As a scientist and an educator, I cannot stand being characterized as someone who wants to "shut down our modern industrial and technological society entirely." The editors should explain how we got car-pool lanes, recycling and nuclear power plants without shutting down industrialized society. We can adapt, invent and conserve. The well-meaning scientists who monitor the health of the planet should not be summarily lumped in with the lunatic fringe.
The editors are also wrong when they state that the perceived threat to the polar bear is "all based on cobbled-together computer models." Warming has been observed all around the world, but the great effects are occurring in the Arctic. These are empirical observations, as are declines in the fecundity of the Hudson Bay population of polar bears. As recognized by Interior Secretary Dirk Kempthorne, polar bears use sea ice for hunting seal pups during a critical period between the birth of the seals and the ice break-up. As a result of plainly evident warming in the region, the bears' hunting period has declined over several years, which has reduced their average energy intake and fecundity.
Other than as a political argument, why would the listing of the polar bear be a controversial decision? According to the Endangered Species Act, an endangered species faces an imminent risk of extinction, while a threatened species faces a foreseeable risk of extinction. Certainly there is a foreseeable risk of extinction for the polar bear. My understanding is that a threatened listing does not require the habitat protections that an endangered listing carries, so why the fuss? With a threatened listing, the wildlife scientists working for the Bush administration finally earn their paychecks, while Secretary Kempthorne can still hold the party line about the uncertainties of climate forecasts.

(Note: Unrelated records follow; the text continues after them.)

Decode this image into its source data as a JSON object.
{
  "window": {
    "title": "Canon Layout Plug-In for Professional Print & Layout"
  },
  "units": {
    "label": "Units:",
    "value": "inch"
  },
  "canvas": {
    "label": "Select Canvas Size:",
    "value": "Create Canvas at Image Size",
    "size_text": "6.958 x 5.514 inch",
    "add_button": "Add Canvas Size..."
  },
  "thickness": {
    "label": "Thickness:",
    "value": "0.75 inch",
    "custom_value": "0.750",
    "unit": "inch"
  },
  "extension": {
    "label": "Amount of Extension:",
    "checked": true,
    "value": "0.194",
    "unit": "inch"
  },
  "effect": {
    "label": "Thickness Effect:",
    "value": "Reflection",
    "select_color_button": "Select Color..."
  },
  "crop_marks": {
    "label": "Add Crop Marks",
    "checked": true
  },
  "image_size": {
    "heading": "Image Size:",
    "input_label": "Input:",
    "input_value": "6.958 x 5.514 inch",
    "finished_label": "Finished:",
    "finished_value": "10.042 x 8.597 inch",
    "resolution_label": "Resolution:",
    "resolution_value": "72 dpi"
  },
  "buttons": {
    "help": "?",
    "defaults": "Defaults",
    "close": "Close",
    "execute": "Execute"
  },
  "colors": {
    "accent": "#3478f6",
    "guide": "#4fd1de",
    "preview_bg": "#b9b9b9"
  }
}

Meanwhile, the bear gets a few extra protections until the day that its status is revisited.